You know, a movie trailer can give us expectations about a film. It tells us a certain amount about a film so to draw us in and make us want to see it. And sometimes not. Sometimes it just lies.
You know, a movie trailer can give us expectations about a film. It tells us a certain amount about a film so to draw us in and make us want to see it. And sometimes not. Sometimes it just lies. Sometimes it’s like, “Hey, check out this creepy supernatural thriller/horror movie about a family that moves into their perfect new home in the country that turns out to be the site of a some horrible murders.” But then it turns out to be something else entirely.
Oh, sure, that can be a good thing. Twists can be effective. And they could have been here, too, if not for a few minor bumps that change one’s opinion of the film. Not huge glaring mistakes, but little things that make a big difference. It’s like having one of those little pebbles in your shoe or a tiny splinter in your hand. It gets under your skin and it hurts like Hell. So small, but so affecting. Or a paper cut! Yeah, that’s it. Tiny, painful…ok, enough with the analogies.
In the story of Dream House, Will Atenten decides to quit his big downtown editor’s job to move his wife and two daughters to the country so he can write a book. They found a beautiful house in the country; an idyllic place. But then they find out that the previous family occupying of the house were murdered by the father. Gee, that sounds familiar. But it gets interesting.
After one of Will’s daughters sees some man outside the window, and the neighbors act all weird for a few days, Will does some investigating and finds out that the man that committed the murders is still alive and living in the area. He goes to the local psychiatric hospital and discovers that guy, Peter Ward, is him! Oh, relax, that was in the trailer.
So, first we start with what seems a supernatural horror film, then it becomes a psychological thriller. This part of the film gets kind of interesting, and frankly, they handle any potential plot holes well. There are no slip-ups in the script – yet. And I should mention, the acting is all great. Daniel Craig is Will, his wife Libby is played by the always lovely Rachel Weisz, and the friend neighbor, Ann, is Naomi Watts. There is just enough information about everyone to plant the seed of doubt everywhere. The bulk of the film is about us and Peter trying to decipher what’s real, and what is all in his head. And it works well, until about the last 15 minutes.
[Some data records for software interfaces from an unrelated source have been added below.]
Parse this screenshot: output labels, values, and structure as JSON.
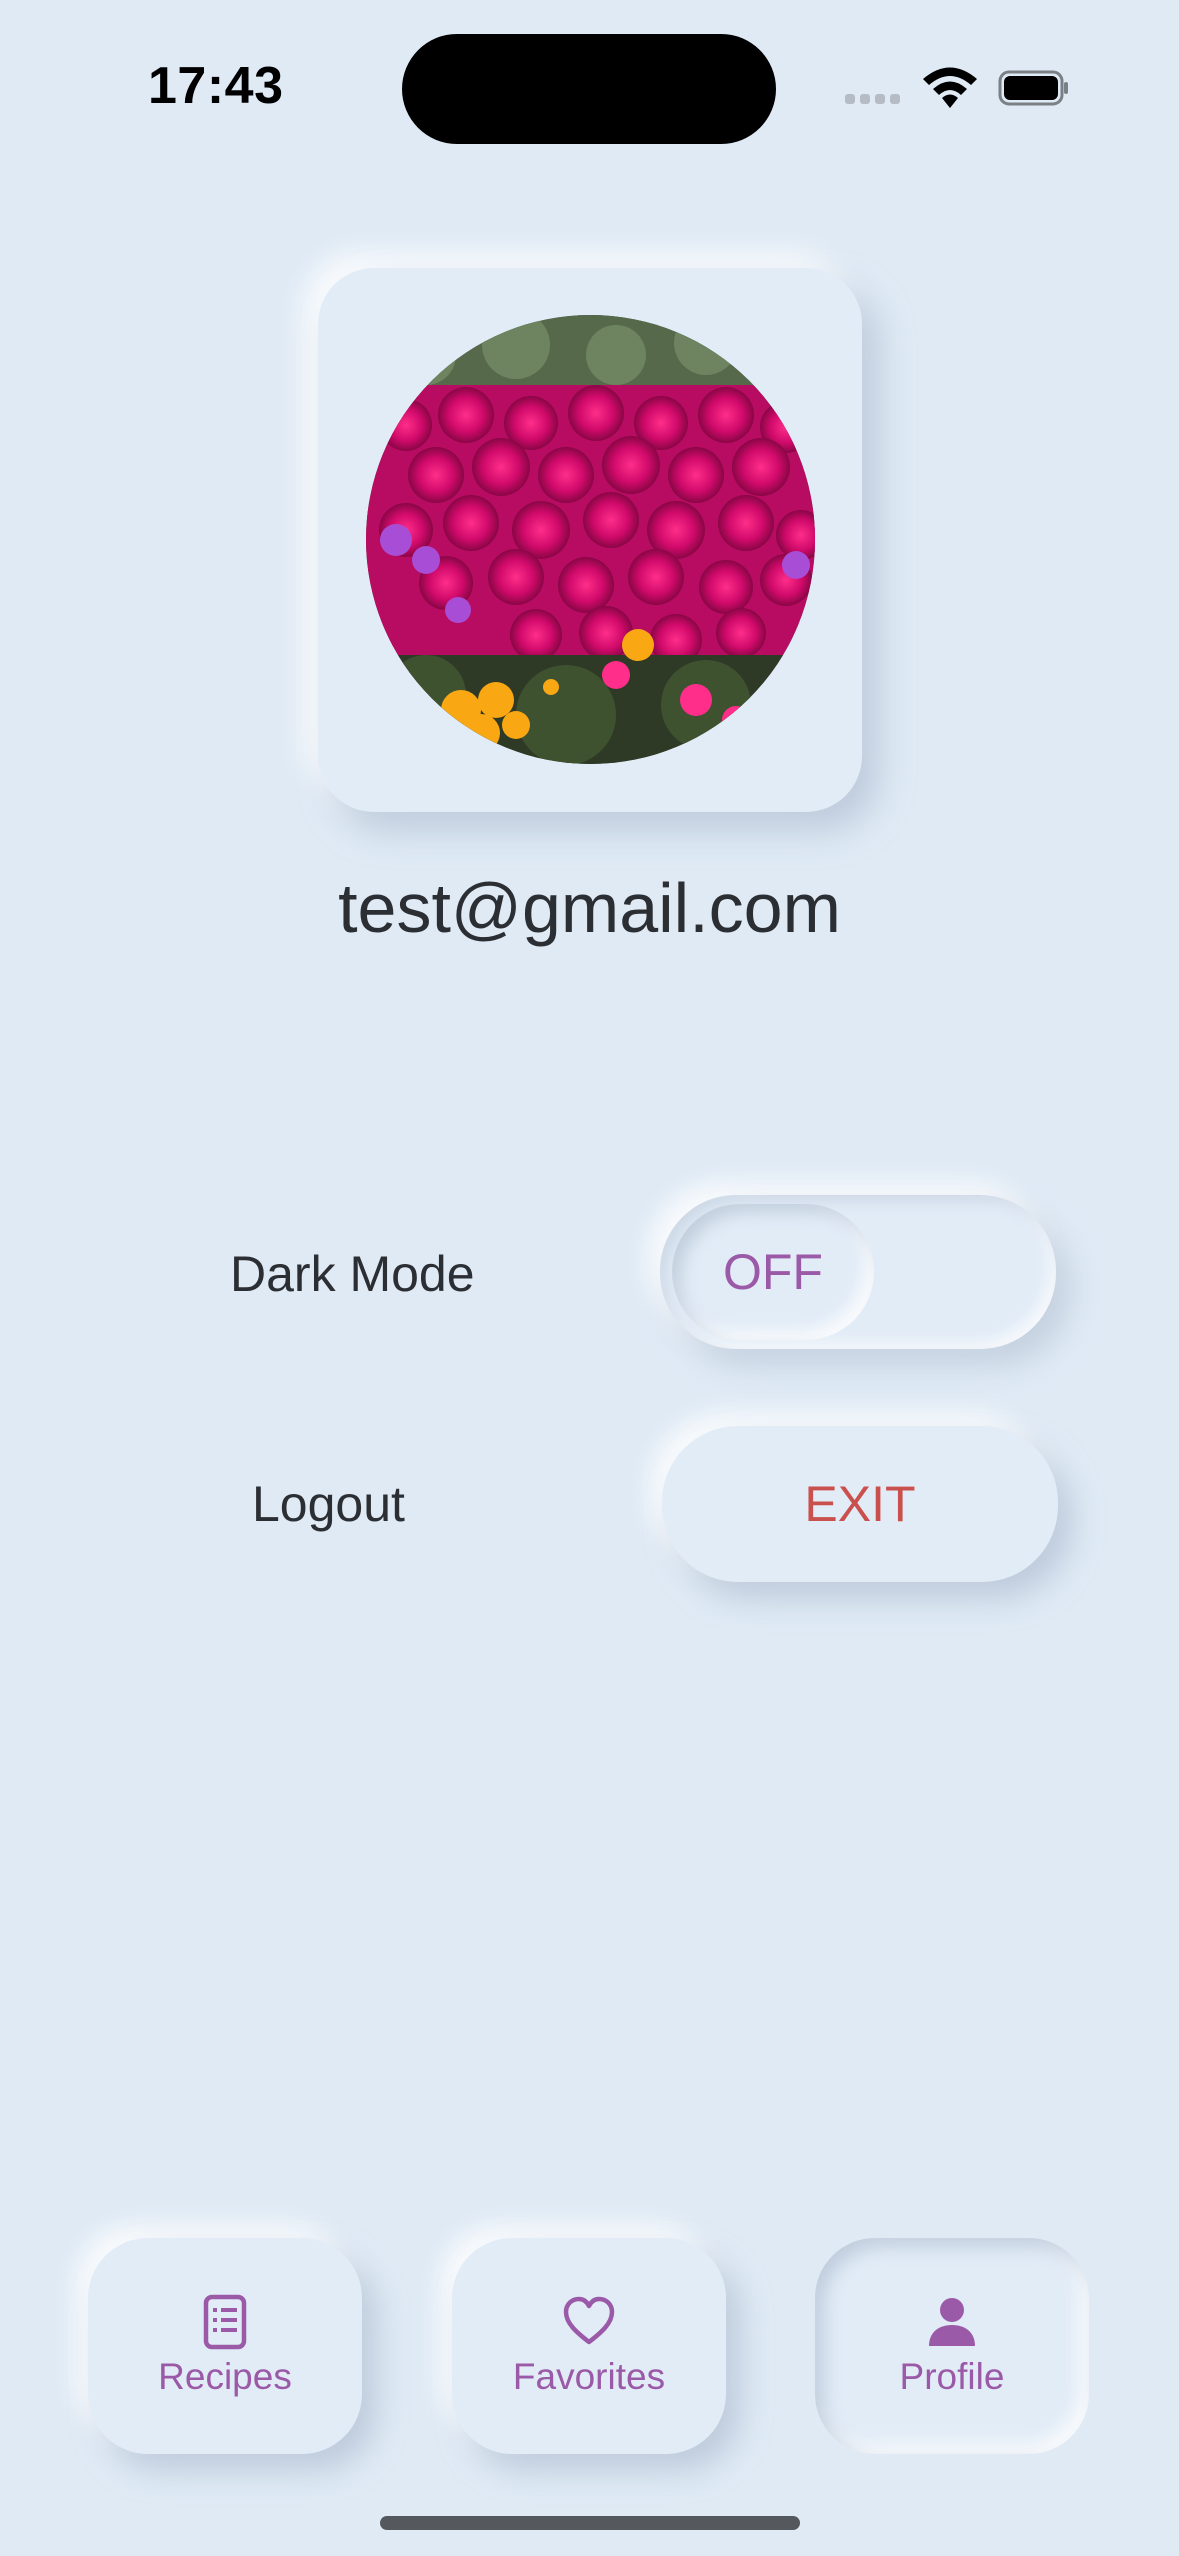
{
  "status_bar": {
    "time": "17:43"
  },
  "profile": {
    "email": "test@gmail.com",
    "avatar_icon": "flower-photo"
  },
  "settings": {
    "dark_mode": {
      "label": "Dark Mode",
      "state": "OFF"
    },
    "logout": {
      "label": "Logout",
      "button": "EXIT"
    }
  },
  "nav": {
    "items": [
      {
        "label": "Recipes",
        "icon": "recipe-book-icon"
      },
      {
        "label": "Favorites",
        "icon": "heart-icon"
      },
      {
        "label": "Profile",
        "icon": "person-icon",
        "active": true
      }
    ]
  },
  "colors": {
    "background": "#dfeaf5",
    "accent": "#9b5aa8",
    "danger": "#c9504c",
    "text": "#2b2e33"
  }
}
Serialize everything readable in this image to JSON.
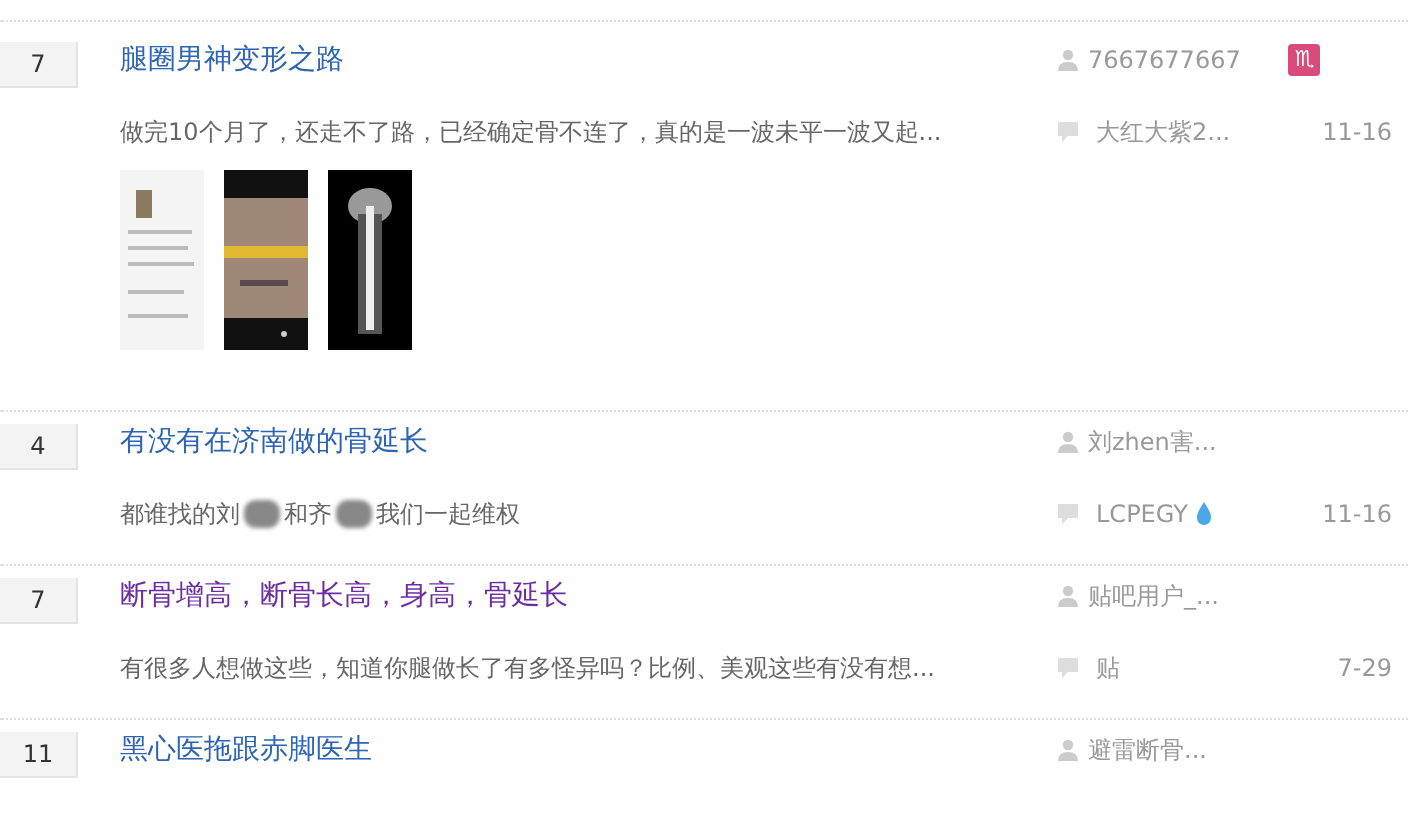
{
  "threads": [
    {
      "replies": "7",
      "title": "腿圈男神变形之路",
      "visited": false,
      "author": "7667677667",
      "badge": "♏",
      "excerpt": [
        {
          "kind": "text",
          "text": "做完10个月了，还走不了路，已经确定骨不连了，真的是一波未平一波又起..."
        }
      ],
      "last_reply_by": "大红大紫2...",
      "date": "11-16"
    },
    {
      "replies": "4",
      "title": "有没有在济南做的骨延长",
      "visited": false,
      "author": "刘zhen害...",
      "excerpt": [
        {
          "kind": "text",
          "text": "都谁找的刘"
        },
        {
          "kind": "redacted"
        },
        {
          "kind": "text",
          "text": "和齐"
        },
        {
          "kind": "redacted"
        },
        {
          "kind": "text",
          "text": "我们一起维权"
        }
      ],
      "last_reply_by": "LCPEGY",
      "last_reply_badge": true,
      "date": "11-16"
    },
    {
      "replies": "7",
      "title": "断骨增高，断骨长高，身高，骨延长",
      "visited": true,
      "author": "贴吧用户_...",
      "excerpt": [
        {
          "kind": "text",
          "text": "有很多人想做这些，知道你腿做长了有多怪异吗？比例、美观这些有没有想..."
        }
      ],
      "last_reply_by": "贴",
      "date": "7-29"
    },
    {
      "replies": "11",
      "title": "黑心医拖跟赤脚医生",
      "visited": false,
      "author": "避雷断骨..."
    }
  ]
}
Without going into any great detail, because, you know, I wouldn’t want to blow it for you, let’s just say the rules applied to one character change subtly in this last part, but just enough to break the rules set earlier in the film. And then, one character makes a simple mistake, but it seems so terribly unlikely that I have trouble believing such carelessness would take place under the circumstances. And these two small infractions that equal two integral flaws, could easily been fixed with a little more time to consider the script. Writing is hard, I get it. Believe me. But this is what they get paid to do. Of course, the guy that wrote this also co-wrote the movie The Dream Team. Yes, the one with Michael Keaton. But with Jim Sheridan directing, you should make an impression, you know? Yeah, he was the guy that directed My Left Foot and In The Name of The Father, and a couple other movies with Daniel Day Lewis. I’m almost surprised Day Lewis wasn’t in this, too. They did great work together. Like Herzog and Kinski. Wow, now that would’ve been awesome. Imagine Herzog directing this movie with Klaus Kinski in it? Now THAT would have been something to watch, although a very different movie. It would have been a LOT scarier.
So, I’m going with about 2 and a half kittenhands for Dream House. If they had fixed those couple little problems, I could have gone to 3 and a half, but alas, not as is. But maybe those little problems won’t bother you as much. I find I will tolerate less than I used to, so maybe check out the DVD and see if you like it more.
~ Neil T. Weakley, your average movie-goer, surprised to find the title Dream House not really very applicable to this film.